### Your objective
I need all of the entries printed exactly.

Component data from apps and pages
Content starts

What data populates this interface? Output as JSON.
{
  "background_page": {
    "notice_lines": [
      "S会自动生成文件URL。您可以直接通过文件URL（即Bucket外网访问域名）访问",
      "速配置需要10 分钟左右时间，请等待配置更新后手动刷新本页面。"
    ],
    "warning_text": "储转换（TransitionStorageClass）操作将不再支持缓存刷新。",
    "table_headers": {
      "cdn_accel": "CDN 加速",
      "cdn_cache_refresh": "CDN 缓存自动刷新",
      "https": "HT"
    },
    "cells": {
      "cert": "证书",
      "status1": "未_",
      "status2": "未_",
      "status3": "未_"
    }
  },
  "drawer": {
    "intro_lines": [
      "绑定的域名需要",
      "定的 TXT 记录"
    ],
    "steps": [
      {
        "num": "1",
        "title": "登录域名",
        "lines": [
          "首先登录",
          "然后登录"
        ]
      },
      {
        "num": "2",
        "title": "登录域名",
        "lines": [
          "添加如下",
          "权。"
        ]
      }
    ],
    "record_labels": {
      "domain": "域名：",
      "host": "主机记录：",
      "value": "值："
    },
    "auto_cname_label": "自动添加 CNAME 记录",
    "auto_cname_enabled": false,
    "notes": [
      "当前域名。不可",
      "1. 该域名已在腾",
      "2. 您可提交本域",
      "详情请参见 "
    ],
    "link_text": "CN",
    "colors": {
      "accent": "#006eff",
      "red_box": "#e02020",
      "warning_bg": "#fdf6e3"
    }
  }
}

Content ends

### Completed exercise
What data populates this interface? Output as JSON.
{
  "background_page": {
    "notice_lines": [
      "S会自动生成文件URL。您可以直接通过文件URL（即Bucket外网访问域名）访问",
      "速配置需要10 分钟左右时间，请等待配置更新后手动刷新本页面。"
    ],
    "warning_text": "储转换（TransitionStorageClass）操作将不再支持缓存刷新。",
    "table_headers": {
      "cdn_accel": "CDN 加速",
      "cdn_cache_refresh": "CDN 缓存自动刷新",
      "https": "HT"
    },
    "cells": {
      "cert": "证书",
      "status1": "未_",
      "status2": "未_",
      "status3": "未_"
    }
  },
  "drawer": {
    "intro_lines": [
      "绑定的域名需要",
      "定的 TXT 记录"
    ],
    "steps": [
      {
        "num": "1",
        "title": "登录域名",
        "lines": [
          "首先登录",
          "然后登录"
        ]
      },
      {
        "num": "2",
        "title": "登录域名",
        "lines": [
          "添加如下",
          "权。"
        ]
      }
    ],
    "record_labels": {
      "domain": "域名：",
      "host": "主机记录：",
      "value": "值："
    },
    "auto_cname_label": "自动添加 CNAME 记录",
    "auto_cname_enabled": false,
    "notes": [
      "当前域名。不可",
      "1. 该域名已在腾",
      "2. 您可提交本域",
      "详情请参见 "
    ],
    "link_text": "CN",
    "colors": {
      "accent": "#006eff",
      "red_box": "#e02020",
      "warning_bg": "#fdf6e3"
    }
  }
}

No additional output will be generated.